* **Website and app data records**
↓
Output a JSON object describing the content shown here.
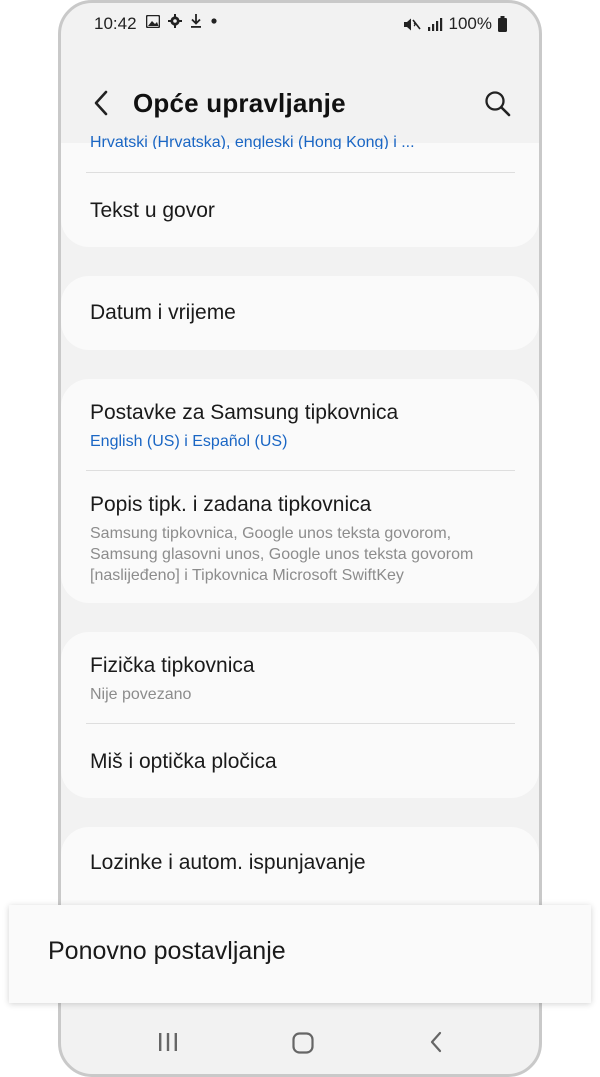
{
  "status_bar": {
    "time": "10:42",
    "battery": "100%",
    "icons": [
      "image-icon",
      "gear-icon",
      "download-icon",
      "dot-icon",
      "mute-icon",
      "signal-icon",
      "battery-icon"
    ]
  },
  "header": {
    "title": "Opće upravljanje"
  },
  "list": {
    "partial_subtitle": "Hrvatski (Hrvatska), engleski (Hong Kong) i ...",
    "items": [
      {
        "title": "Tekst u govor"
      },
      {
        "title": "Datum i vrijeme"
      },
      {
        "title": "Postavke za Samsung tipkovnica",
        "subtitle": "English (US) i Español (US)"
      },
      {
        "title": "Popis tipk. i zadana tipkovnica",
        "subtitle": "Samsung tipkovnica, Google unos teksta govorom, Samsung glasovni unos, Google unos teksta govorom [naslijeđeno] i Tipkovnica Microsoft SwiftKey"
      },
      {
        "title": "Fizička tipkovnica",
        "subtitle": "Nije povezano"
      },
      {
        "title": "Miš i optička pločica"
      },
      {
        "title": "Lozinke i autom. ispunjavanje"
      }
    ]
  },
  "highlight": {
    "title": "Ponovno postavljanje"
  },
  "accent_color": "#1a66c4"
}
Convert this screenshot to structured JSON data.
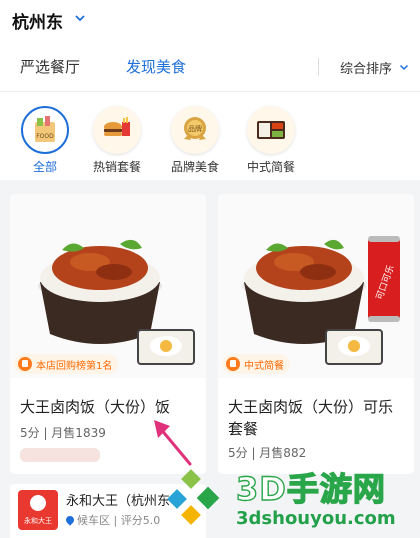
{
  "header": {
    "city": "杭州东"
  },
  "tabs": [
    {
      "label": "严选餐厅"
    },
    {
      "label": "发现美食"
    }
  ],
  "sort": {
    "label": "综合排序"
  },
  "categories": [
    {
      "label": "全部",
      "icon": "food-bag-icon",
      "badge": "FOOD"
    },
    {
      "label": "热销套餐",
      "icon": "burger-meal-icon"
    },
    {
      "label": "品牌美食",
      "icon": "brand-medal-icon",
      "badge": "品牌"
    },
    {
      "label": "中式简餐",
      "icon": "bento-box-icon"
    }
  ],
  "cards": [
    {
      "tag": "本店回购榜第1名",
      "name": "大王卤肉饭（大份）饭",
      "meta": "5分 | 月售1839"
    },
    {
      "tag": "中式简餐",
      "name": "大王卤肉饭（大份）可乐套餐",
      "meta": "5分 | 月售882",
      "can_text": "可口可乐"
    }
  ],
  "shop": {
    "logo_text": "永和大王",
    "name": "永和大王（杭州东",
    "meta": "候车区 | 评分5.0"
  },
  "watermark": {
    "big": "3D手游网",
    "url": "3dshouyou.com"
  },
  "colors": {
    "accent": "#1e6fd9",
    "tag_orange": "#ff6a00",
    "arrow": "#e0327a"
  }
}
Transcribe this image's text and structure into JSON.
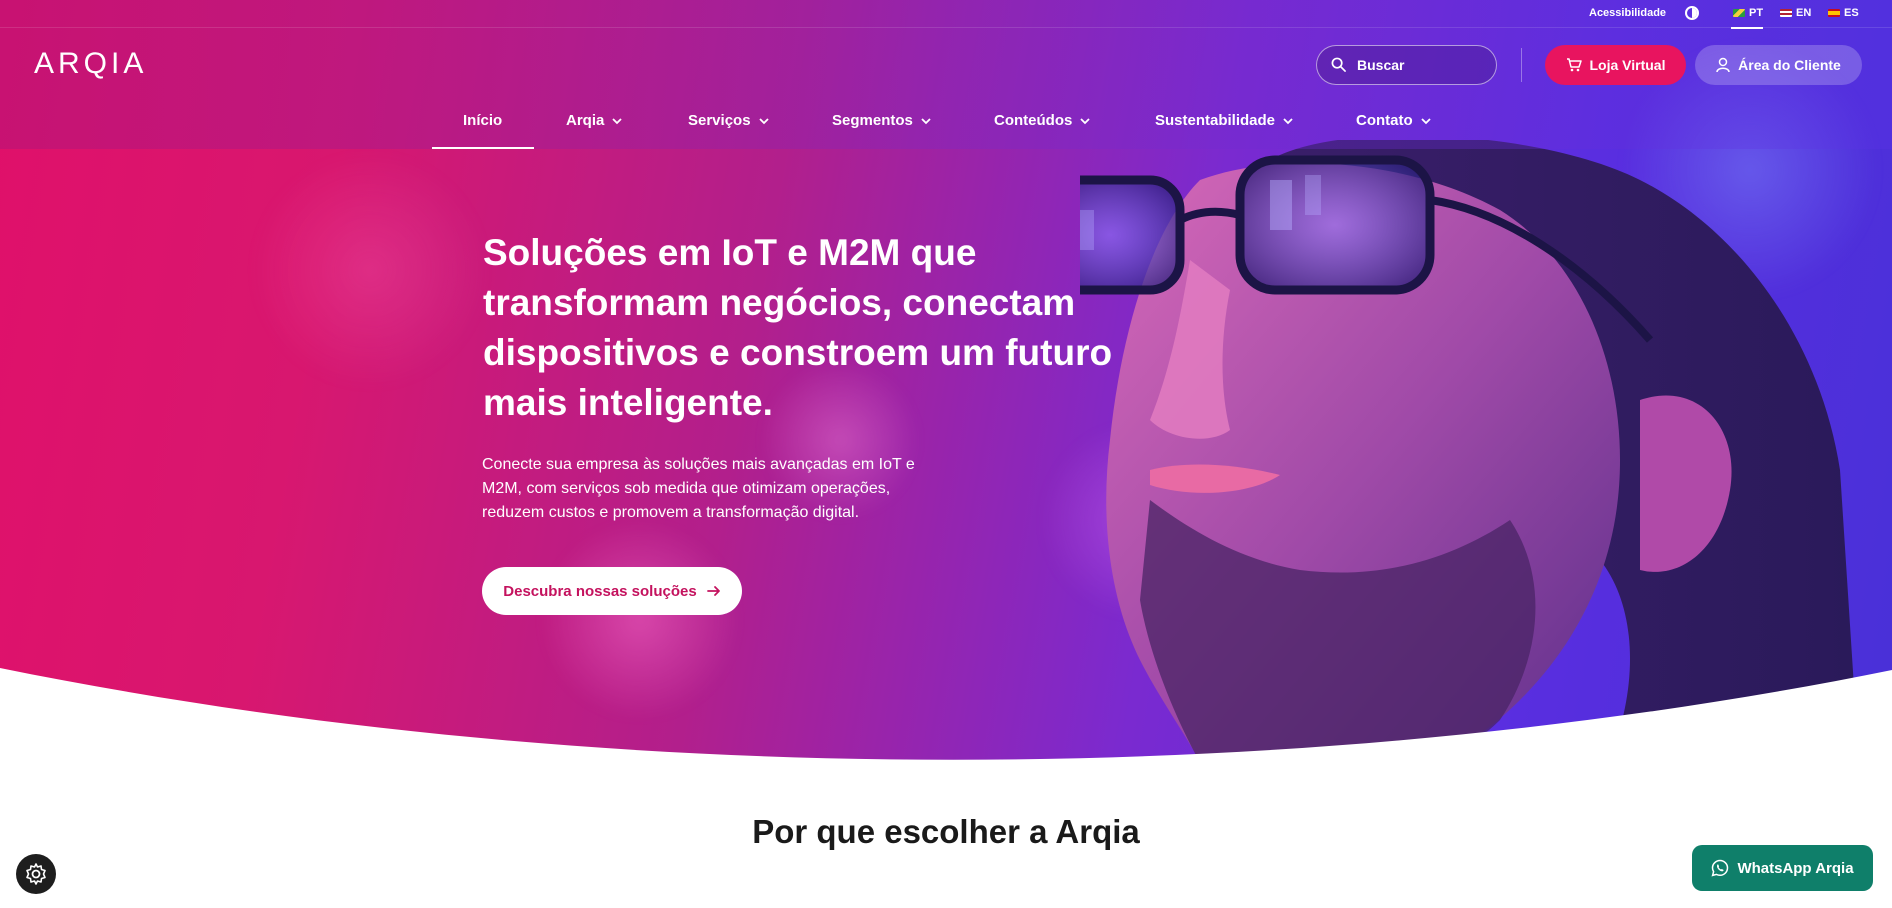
{
  "topbar": {
    "accessibility_label": "Acessibilidade",
    "languages": [
      {
        "code": "PT",
        "flag_colors": [
          "#2a9d3f",
          "#f4d03f"
        ],
        "active": true
      },
      {
        "code": "EN",
        "flag_colors": [
          "#b22234",
          "#3c3b6e"
        ],
        "active": false
      },
      {
        "code": "ES",
        "flag_colors": [
          "#c60b1e",
          "#ffc400"
        ],
        "active": false
      }
    ]
  },
  "header": {
    "logo_text": "ARQIA",
    "search_placeholder": "Buscar",
    "store_button": "Loja Virtual",
    "client_button": "Área do Cliente"
  },
  "nav": {
    "items": [
      {
        "label": "Início",
        "has_dropdown": false,
        "active": true
      },
      {
        "label": "Arqia",
        "has_dropdown": true
      },
      {
        "label": "Serviços",
        "has_dropdown": true
      },
      {
        "label": "Segmentos",
        "has_dropdown": true
      },
      {
        "label": "Conteúdos",
        "has_dropdown": true
      },
      {
        "label": "Sustentabilidade",
        "has_dropdown": true
      },
      {
        "label": "Contato",
        "has_dropdown": true
      }
    ]
  },
  "hero": {
    "title": "Soluções em IoT e M2M que transformam negócios, conectam dispositivos e constroem um futuro mais inteligente.",
    "subtitle": "Conecte sua empresa às soluções mais avançadas em IoT e M2M, com serviços sob medida que otimizam operações, reduzem custos e promovem a transformação digital.",
    "cta_label": "Descubra nossas soluções"
  },
  "section": {
    "title": "Por que escolher a Arqia"
  },
  "floating": {
    "whatsapp_label": "WhatsApp Arqia"
  },
  "colors": {
    "brand_pink": "#e8145f",
    "whatsapp_green": "#0f7f6a",
    "hero_start": "#e0106a",
    "hero_end": "#4930d8"
  }
}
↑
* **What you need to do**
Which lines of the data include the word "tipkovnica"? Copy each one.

* **Expected output**
        "title": "Postavke za Samsung tipkovnica",
        "title": "Popis tipk. i zadana tipkovnica",
        "subtitle": "Samsung tipkovnica, Google unos teksta govorom, Samsung glasovni unos, Google unos teksta govorom [naslijeđeno] i Tipkovnica Microsoft SwiftKey"
        "title": "Fizička tipkovnica",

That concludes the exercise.